According to the Department of Energy, you can deduct 30% of the cost of your new system, with no maximum on the total amount you can claim, against your income when you file your yearly income tax return.
Most expenses tied to your project qualify for the credit, including gear like solar panels, rooftop mounting hardware, wiring, and the solar inverter system (which converts DC power from your solar panels into the AC power used by everything from your fridge to your iPad). Labor counts, too, and includes everything from any pre-install prep your home may need to assembling and wiring the system.
Claiming your federal Solar Investment Tax Credit
You’ll want to make sure you claim the credit in the right tax year. According to the Department of Energy, you can only claim the credit in the year your system is active and ready to use.
If you buy your system’s components in the fall of 2019 but your system isn’t activated until late 2020, you would claim the credit on your return for the 2020 tax year. If your home is newly built and includes a solar-power system, you’d make your claim in the year you moved in. When preparing your return, complete Form 5695, which details your total qualifying expenses and calculates your credit for the current tax year.
If your total deduction is more than you owe, you can carry over the excess to the next tax year. Calculate any applicable carry-forward on the Residential Energy Efficient Property Credit Limit Worksheet.

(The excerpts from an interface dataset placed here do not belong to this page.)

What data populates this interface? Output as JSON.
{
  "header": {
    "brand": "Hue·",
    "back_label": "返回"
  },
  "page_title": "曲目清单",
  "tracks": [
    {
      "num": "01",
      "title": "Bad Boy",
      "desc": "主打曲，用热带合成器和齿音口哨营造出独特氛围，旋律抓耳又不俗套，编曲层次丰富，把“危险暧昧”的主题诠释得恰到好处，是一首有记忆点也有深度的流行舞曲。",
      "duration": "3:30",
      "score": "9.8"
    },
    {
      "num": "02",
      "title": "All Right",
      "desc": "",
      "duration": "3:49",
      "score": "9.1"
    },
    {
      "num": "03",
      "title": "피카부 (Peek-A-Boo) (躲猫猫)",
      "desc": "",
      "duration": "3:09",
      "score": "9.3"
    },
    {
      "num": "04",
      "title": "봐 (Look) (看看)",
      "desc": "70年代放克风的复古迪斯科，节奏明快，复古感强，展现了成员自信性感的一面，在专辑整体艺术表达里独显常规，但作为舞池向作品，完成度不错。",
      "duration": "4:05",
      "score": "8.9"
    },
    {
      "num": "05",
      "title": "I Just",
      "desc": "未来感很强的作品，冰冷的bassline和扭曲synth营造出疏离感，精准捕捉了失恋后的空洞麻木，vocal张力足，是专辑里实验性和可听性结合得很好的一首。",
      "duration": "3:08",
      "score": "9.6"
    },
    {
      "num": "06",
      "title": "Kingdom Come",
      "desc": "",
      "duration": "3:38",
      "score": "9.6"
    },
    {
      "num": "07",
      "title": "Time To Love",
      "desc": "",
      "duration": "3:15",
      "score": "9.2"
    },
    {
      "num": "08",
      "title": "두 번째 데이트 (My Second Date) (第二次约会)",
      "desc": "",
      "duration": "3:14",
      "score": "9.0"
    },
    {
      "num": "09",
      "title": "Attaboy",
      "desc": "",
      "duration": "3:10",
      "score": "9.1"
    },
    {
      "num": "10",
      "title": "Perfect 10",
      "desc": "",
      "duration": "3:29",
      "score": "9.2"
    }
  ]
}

What are the deadlines
You have until December 31, 2019, to bring your system into service, according to the Department of Energy, and receive the full 30% credit. The credit will drop to 26% for systems installed from January 1, 2020, through December 31, 2020, before dipping to 22% from then through December 31, 2022. The credit expires on the first day of 2023.
Estimating the cost of a residential solar system
To start, estimate the cost of the system. For this scenario, we'll use publicly available figures starting with the typical American home’s energy use. For exact pricing, contact your local solar installer.
According to the Energy Information Administration, the average U.S. household used 10,399-kilowatt hours (kWh) of electricity in 2017, or about 30 kWh a day. We’ll base our energy usage on this figure, and assume you want to get all your power from solar.
Next, determine the average number of hours your home receives sunlight a day. An installer can give you specific info on daily usable sunlight for your state. To figure out the right system size, divide your daily usage in kilowatt hours by the number of sunshine hours.
In this example, the home receives an average of five hours of sunlight a day and would require a 6 kW (6,000 watts) system. To get a cost estimate, multiply Berkeley Labs’ median U.S. price of $3.69 per watt, which represents the upfront price paid by the system owner, by the required wattage, 6,000 watts.
A typical 6 kW system would cost an estimated $22,140. But with a 30% tax credit, you would only effectively be paying $15,498, or $6,642 less.
Don’t forget about programs from your state and local utility. These include rebates and grants, like Maryland’s Residential Clean Energy Grant Program, through which you could receive $1,000 toward the installation of your home solar system. Residential customers in North Carolina can receive rebates up to $6,000. Arizona offers a state tax credit for 25% of the cost of your setup, to a maximum of $1,000.
Check with your state government, utility company or solar installer for details on programs and credits in your area.